But perhaps your bachelorette party/drunken night out is in search of musical diversions slightly more G-rated. Voca People, an a cappella ensemble act from Israel (already a viral YouTube sensation), is not the sort of show I’d seek out on my own. (In fact, I’d been actively warned off it by a group of downtown comedians for whom the phrases “a cappella” and “audience participation” herald a night of pure hell.) The Voca People are essentially a whiteface Blue Man Group: “aliens” who dress like sperm and speak only a deep-space dialect of Esperanto — and the intergalactic language of “musica!” of course. They’re here to sample the music of our planet (“Your musica very goooooood!”) and, apparently, to try haplessly to mate. They’re dressed in androgynous Crest-bleached suits, but they’re definitely a two-gendered group (five men, three women), which allows them to reach an upper register not dreamed of by the likes of Rockapella. The Vocas are all muscular singers — an order of magnitude better than your college a cappella squad, in other words — and they forcefully execute Shai Fishman’s inventive, rhythmically playful musical arrangements of slightly shopworn top-40 hits, movie themes, and other middle-of-the-median-of-the-mainstream staples. Whether or not you appreciate their oft-bravura song stylings depends entirely on your openness to cutesy panto-gibberish, Ewok-y clowning, and widespread audience molestation. (Sit on an aisle, and you’re basically asking for it.) The “plot” involves the refueling of the Voca spacecraft with our planet’s musical “energia!” — which made me think of how much “energia” was being wasted over-amplifying and over-reverbing the ensemble’s plenty-strong voices: When the levels go into the red, there’s a smudgy quality to their white wall of sound, and we look around to see if the Plastic Ono Band has also landed somewhere nearby. But most of the time, the Vocas stick to midrange, in both taste and intensity. They seem to come from a planet that possesses only two radio stations: lite-FM and the Boston Pops. (Their climax, for reasons I cannot begin to guess at, is an entirely unironic cover of “We Are the World.”) Children and the gently inebriated are the least likely to overthink this: Just make sure their earplugs are in when the volume knobs go to eleven. The Vocas, you’ll notice, don’t have ears. Maybe they don’t understand the delicacy of the human tympanic membrane.

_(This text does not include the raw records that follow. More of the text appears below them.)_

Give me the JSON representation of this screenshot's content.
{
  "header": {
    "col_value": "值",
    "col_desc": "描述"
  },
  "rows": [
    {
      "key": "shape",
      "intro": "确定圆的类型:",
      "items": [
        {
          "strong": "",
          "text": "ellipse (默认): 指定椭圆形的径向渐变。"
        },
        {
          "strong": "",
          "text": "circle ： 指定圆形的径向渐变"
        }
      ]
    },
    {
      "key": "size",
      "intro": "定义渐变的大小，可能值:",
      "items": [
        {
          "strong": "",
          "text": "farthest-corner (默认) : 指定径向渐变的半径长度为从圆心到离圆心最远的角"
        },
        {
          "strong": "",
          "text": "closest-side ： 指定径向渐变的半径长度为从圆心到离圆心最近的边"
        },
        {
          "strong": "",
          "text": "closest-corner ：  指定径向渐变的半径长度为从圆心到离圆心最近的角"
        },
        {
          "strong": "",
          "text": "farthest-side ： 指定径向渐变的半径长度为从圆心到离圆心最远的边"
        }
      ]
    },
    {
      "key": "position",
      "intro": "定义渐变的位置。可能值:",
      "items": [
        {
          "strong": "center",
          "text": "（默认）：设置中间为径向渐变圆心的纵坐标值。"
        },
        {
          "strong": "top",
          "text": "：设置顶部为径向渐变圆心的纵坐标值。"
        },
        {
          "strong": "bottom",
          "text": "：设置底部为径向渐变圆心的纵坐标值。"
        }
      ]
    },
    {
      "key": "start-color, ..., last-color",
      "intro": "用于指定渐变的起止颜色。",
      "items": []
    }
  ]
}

SILENCE! is running at Theater 80 through August 27; Voca People is at the Westside Theatre (Upstairs) through July 24

Theater Review: Parodying The Silence of the Lambs Never Gets Old, Especially in Musical Form